Monday, July 25, 2016

Hillwood Estate, Museum, & Gardens

Image found here.

I recently discovered Hillwood Estate, Museum, & Gardens for the first time. A Meet-Up group was going to visit, and since I had just recently heard about the place, I thought I'd check it out.

The place is beautiful, and it's amazing to think that it's right in Cleveland Park in Washington, D.C.! It's completely tucked away, and everything about the place is incredible. We started our self-guided tour in the museum, which was the mansion of Marjorie Merriweather Post (as in Post cereal). She was quite the collector, especially of art. The building itself is gorgeous both inside and out, and there is so much to look at! Such opulence!

The magnificent staircase when you first walk in is overwhelming!
She collected A LOT of fancy dishware.
Dining Room
There are figurine collections throughout the mansion.

One of Post's husbands worked in Russia, so she has a lot of Russian art in her collection, including Fabergé eggs.

We also learned about the history of this estate and the people who worked there. There were so many staff members: cooks, servants, the butler, maids (even the maids had their own maids!), etc.! Ms. Post loved to entertain and was always having people over for luncheons, parties, and so on.

The kitchen areas are huge!
Ms. Post had two other estates: Camp Topridge in New York and Mar-A-Lago in Florida.
"Marjorie Post wore a look of amused delight when watching the fun her guests were having. She derived real fulfillment from using her money that way." -Columnist Betty Beal

She really loved having portraits of herself. There are several throughout the museum!

She even has her own bust!

Once we made our way out of the house (which takes some time on its own), we made our way to the greenhouse. Ms. Post liked to have fresh orchids in the house when she was visiting, and they were grown right in the greenhouse next door.
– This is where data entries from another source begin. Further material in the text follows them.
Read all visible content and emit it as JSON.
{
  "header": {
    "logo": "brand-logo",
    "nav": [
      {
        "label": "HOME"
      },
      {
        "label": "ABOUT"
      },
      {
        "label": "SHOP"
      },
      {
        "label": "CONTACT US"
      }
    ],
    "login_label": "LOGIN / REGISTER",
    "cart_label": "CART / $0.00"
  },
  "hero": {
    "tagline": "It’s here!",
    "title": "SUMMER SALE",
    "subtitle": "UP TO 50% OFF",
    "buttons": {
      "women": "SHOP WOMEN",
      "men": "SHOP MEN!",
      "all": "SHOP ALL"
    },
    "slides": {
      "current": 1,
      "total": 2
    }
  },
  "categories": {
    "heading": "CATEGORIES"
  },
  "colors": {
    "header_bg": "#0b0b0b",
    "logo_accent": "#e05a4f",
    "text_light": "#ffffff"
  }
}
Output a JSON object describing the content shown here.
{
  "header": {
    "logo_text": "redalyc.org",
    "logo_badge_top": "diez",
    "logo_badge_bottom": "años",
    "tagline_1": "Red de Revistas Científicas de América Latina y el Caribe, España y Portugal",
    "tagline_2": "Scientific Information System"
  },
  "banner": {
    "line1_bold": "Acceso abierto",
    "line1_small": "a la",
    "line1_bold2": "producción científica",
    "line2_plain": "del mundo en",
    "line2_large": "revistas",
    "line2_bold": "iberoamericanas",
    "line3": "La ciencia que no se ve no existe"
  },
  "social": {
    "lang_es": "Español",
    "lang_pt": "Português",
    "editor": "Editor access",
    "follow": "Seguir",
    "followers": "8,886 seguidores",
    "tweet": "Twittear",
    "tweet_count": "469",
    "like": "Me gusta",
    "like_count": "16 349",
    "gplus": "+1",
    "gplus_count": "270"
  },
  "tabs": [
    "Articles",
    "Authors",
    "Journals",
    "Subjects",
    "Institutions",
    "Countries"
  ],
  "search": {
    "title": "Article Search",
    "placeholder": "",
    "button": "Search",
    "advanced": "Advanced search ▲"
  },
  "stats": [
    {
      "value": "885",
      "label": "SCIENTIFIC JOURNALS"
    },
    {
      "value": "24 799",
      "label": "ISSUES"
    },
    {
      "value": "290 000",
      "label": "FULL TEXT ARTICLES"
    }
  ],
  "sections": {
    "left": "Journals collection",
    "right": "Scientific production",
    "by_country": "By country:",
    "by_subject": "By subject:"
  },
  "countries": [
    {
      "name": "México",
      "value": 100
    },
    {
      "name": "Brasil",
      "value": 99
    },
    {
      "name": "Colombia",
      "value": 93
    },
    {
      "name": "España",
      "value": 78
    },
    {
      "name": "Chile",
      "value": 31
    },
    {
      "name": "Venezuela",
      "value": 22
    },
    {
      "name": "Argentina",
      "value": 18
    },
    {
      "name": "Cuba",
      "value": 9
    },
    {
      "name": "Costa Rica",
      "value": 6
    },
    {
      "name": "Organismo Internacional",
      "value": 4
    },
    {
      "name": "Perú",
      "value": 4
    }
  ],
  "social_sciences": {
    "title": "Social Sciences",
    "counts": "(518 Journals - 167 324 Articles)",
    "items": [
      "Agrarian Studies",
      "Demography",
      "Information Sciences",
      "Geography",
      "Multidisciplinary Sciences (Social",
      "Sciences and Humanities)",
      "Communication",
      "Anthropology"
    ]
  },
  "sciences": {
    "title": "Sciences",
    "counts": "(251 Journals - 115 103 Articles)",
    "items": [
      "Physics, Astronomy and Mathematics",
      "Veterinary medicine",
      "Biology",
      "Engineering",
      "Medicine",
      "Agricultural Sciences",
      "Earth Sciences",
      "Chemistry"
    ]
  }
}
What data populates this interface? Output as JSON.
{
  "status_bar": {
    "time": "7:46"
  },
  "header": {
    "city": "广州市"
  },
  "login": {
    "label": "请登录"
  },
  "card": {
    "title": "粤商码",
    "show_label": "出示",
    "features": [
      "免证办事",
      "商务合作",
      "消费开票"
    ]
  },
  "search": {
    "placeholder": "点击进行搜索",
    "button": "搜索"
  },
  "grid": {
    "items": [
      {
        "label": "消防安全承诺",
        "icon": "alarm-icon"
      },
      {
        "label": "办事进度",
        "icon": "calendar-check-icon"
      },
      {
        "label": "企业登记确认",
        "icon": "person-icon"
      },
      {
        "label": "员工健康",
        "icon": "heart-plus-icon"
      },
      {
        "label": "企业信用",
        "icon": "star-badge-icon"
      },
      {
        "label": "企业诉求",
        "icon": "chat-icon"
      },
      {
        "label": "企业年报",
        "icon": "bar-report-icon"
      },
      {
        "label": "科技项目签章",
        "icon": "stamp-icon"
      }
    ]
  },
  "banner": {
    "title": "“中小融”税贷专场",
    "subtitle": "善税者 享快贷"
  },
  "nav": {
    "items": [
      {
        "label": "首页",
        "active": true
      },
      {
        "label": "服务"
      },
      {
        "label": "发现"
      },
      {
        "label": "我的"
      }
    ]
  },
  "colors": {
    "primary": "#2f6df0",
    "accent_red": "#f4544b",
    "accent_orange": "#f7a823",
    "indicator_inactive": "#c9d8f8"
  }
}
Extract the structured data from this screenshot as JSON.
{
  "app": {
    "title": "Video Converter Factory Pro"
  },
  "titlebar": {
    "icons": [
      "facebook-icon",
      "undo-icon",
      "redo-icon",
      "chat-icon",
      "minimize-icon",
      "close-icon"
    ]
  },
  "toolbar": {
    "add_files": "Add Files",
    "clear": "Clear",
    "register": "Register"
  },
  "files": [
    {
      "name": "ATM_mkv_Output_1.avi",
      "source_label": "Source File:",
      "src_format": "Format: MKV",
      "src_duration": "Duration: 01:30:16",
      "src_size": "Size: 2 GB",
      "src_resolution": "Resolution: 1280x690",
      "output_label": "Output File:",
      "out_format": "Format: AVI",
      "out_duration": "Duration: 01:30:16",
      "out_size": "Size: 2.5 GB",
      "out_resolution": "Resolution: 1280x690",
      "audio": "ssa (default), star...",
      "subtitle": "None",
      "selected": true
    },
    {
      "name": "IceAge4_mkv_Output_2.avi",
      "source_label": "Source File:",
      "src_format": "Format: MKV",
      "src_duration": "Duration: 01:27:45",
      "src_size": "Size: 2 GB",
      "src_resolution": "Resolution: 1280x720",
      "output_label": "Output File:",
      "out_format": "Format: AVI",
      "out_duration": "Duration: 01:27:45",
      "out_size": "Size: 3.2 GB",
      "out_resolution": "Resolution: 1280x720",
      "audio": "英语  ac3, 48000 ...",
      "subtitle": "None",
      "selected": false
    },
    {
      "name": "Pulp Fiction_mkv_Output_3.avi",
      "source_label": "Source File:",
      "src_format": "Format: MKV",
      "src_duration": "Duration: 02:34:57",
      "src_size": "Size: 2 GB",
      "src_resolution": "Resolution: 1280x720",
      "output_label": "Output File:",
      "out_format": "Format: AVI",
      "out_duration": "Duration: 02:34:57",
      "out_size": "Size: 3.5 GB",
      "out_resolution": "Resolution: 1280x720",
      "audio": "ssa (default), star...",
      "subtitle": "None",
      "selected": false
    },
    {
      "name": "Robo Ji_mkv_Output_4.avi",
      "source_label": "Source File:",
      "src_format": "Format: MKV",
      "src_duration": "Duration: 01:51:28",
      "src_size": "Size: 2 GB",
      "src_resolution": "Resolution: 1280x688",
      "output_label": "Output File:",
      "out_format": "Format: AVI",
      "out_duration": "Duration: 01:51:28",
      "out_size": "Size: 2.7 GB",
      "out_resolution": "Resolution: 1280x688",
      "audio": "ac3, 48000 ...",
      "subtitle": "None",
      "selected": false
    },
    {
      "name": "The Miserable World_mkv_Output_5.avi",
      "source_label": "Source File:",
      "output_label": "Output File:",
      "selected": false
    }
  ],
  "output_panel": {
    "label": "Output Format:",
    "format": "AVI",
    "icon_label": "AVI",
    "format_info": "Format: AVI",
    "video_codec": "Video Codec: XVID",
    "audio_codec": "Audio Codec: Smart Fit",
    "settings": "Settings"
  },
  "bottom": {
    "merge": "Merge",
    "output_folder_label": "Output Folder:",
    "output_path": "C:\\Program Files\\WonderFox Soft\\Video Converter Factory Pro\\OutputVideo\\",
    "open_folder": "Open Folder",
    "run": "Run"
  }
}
Image found here.
 Right now there is a special exhibition going on called Deco Japan, which features Japanese art from 1920-1945. We spent some time checking this special collection out, and I especially liked the focus on animals and the "modern" Japanese woman.

This is one of two buildings that featured the Deco Japan exhibit.

I believe rabbits are a sign of good luck in the Japanese culture.

I loved this picture of a young, modern woman skiing alone.
Again, more rabbits. Also, because Mandarin ducks mate for life, gifts featuring the birds were often given as wedding gifts.
Because turtles and tortoises live for a long time, they represent wishes of long life when given as gifts.
A bull, a rabbit, and a pair of Kirin (or Qilin)
A peacock and same cranes
I likes how these modern women were dressed in Western fashion, including their backless dresses.
This piece is called "Tipsy," which alludes to the drinking that went on during the time just before and during World War II.
Some of these "modern" jackets featured themes of smoking...
And of city-scapes...
And more cigarette boxes.
There is also a Japanese garden on the estate (which is always there; it's not part of the special Japanese art featured right now). It's quite pretty, with its little statues and waterfalls.

Ms. Post was an animal lover, and she has a pet cemetery on the estate grounds. I thought it was very sweet how much the family loved their pets!

The pets even have their own marked graves. It reminded me of the graves at Mount Herzl in Israel that I saw last summer.
My favorite part of the entire place is the cutting garden. Ms. Post loved fresh flowers, and there are so many different kinds in this garden. The flowers were all in bloom when I visited, and I couldn't help but take a million pictures! I was especially inspired when I saw some goldfinches eating some of the flowers (seeds? bugs inside?); I must have spent ten minutes just taking pictures of those birds!

And here are some pictures of the gold finches (and a tiger swallowtail butterfly!):

Notice the yellow birds at the tops of the plants.
This bird kept pulling off the petals of this flower!
This butterfly kept moving around, so it was hard to get a good shot of him.
This place is SO neat! I was there for a few hours and still felt rushed. I would love to go back!